When I arrived in Pyin Oo Lwin, there was some confusion about the bus I had booked and paid for in Hsipaw. The man from the bus company didn’t speak much English, but on Facebook he showed me a picture of a huge traffic jam, what looked like a crash and a road closure. I realised that my bus was somewhere in that tailback and not coming to get me any time soon. It was a 10 hour drive to Yangon, almost 6pm and my flight was at 11am the next morning. I was it starting to panic as it got dark and I thought I might not make it. Then he handed me a phone, and I spoke to a woman who explained in English that there was another bus going to Yangon and they would be passing in a few minutes and had a seat for me. At this point I would have taken a tuk tuk to Yangon. Two friendly travellers who had waited while I sorted all this out, were kind enough to give me a bottle of water and a cupcake, as I didn’t have time to get anything before boarding the bus.

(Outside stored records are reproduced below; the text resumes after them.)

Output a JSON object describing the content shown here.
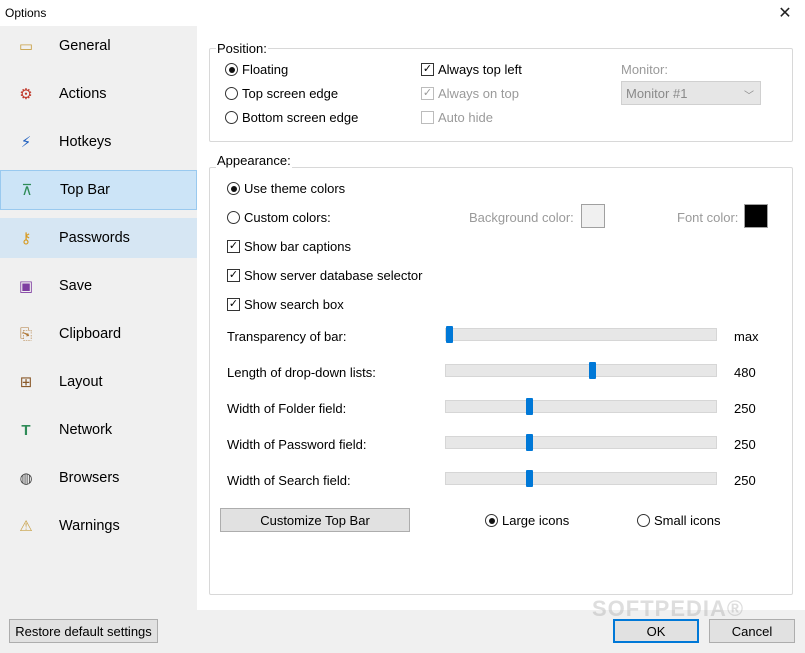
{
  "window": {
    "title": "Options",
    "close_glyph": "✕"
  },
  "sidebar": {
    "items": [
      {
        "label": "General",
        "icon": "general-icon",
        "glyph": "📁",
        "color": "#c8a045"
      },
      {
        "label": "Actions",
        "icon": "gear-icon",
        "glyph": "⚙",
        "color": "#c0392b"
      },
      {
        "label": "Hotkeys",
        "icon": "hotkey-icon",
        "glyph": "⚡",
        "color": "#1f5fbf"
      },
      {
        "label": "Top Bar",
        "icon": "topbar-icon",
        "glyph": "⊼",
        "color": "#2e8b57",
        "state": "selected"
      },
      {
        "label": "Passwords",
        "icon": "key-icon",
        "glyph": "🔑",
        "color": "#d89a20",
        "state": "hover"
      },
      {
        "label": "Save",
        "icon": "save-icon",
        "glyph": "💾",
        "color": "#7d3ca0"
      },
      {
        "label": "Clipboard",
        "icon": "clipboard-icon",
        "glyph": "📋",
        "color": "#b07a3a"
      },
      {
        "label": "Layout",
        "icon": "layout-icon",
        "glyph": "⊞",
        "color": "#8a5a2a"
      },
      {
        "label": "Network",
        "icon": "network-icon",
        "glyph": "T",
        "color": "#2e8b57"
      },
      {
        "label": "Browsers",
        "icon": "globe-icon",
        "glyph": "🌐",
        "color": "#444444"
      },
      {
        "label": "Warnings",
        "icon": "warning-icon",
        "glyph": "⚠",
        "color": "#c8a045"
      }
    ]
  },
  "position": {
    "legend": "Position:",
    "floating": "Floating",
    "top_edge": "Top screen edge",
    "bottom_edge": "Bottom screen edge",
    "always_top_left": "Always top left",
    "always_on_top": "Always on top",
    "auto_hide": "Auto hide",
    "monitor_label": "Monitor:",
    "monitor_value": "Monitor #1"
  },
  "appearance": {
    "legend": "Appearance:",
    "theme_colors": "Use theme colors",
    "custom_colors": "Custom colors:",
    "background_color_label": "Background color:",
    "font_color_label": "Font color:",
    "background_color": "#f0f0f0",
    "font_color": "#000000",
    "show_bar_captions": "Show bar captions",
    "show_db_selector": "Show server database selector",
    "show_search_box": "Show search box",
    "sliders": [
      {
        "label": "Transparency of bar:",
        "value": "max",
        "level": 0.0
      },
      {
        "label": "Length of drop-down lists:",
        "value": "480",
        "level": 0.54
      },
      {
        "label": "Width of Folder field:",
        "value": "250",
        "level": 0.3
      },
      {
        "label": "Width of Password field:",
        "value": "250",
        "level": 0.3
      },
      {
        "label": "Width of Search field:",
        "value": "250",
        "level": 0.3
      }
    ],
    "customize_button": "Customize Top Bar",
    "large_icons": "Large icons",
    "small_icons": "Small icons"
  },
  "footer": {
    "restore_button": "Restore default settings",
    "ok_button": "OK",
    "cancel_button": "Cancel"
  },
  "watermark": "SOFTPEDIA®",
  "colors": {
    "accent": "#0078d7",
    "selected_bg": "#cce4f7",
    "hover_bg": "#d6e6f3"
  }
}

Once again, between the bus company making sure I got to Yangon and fellow backpackers helping me out, I was struck by the friendliness and kindness of all the people I’d met during my time in Myanmar. I was soon on board the bus and making my way towards Yangon, and the end of my Myanmar adventure. Eventful to the last!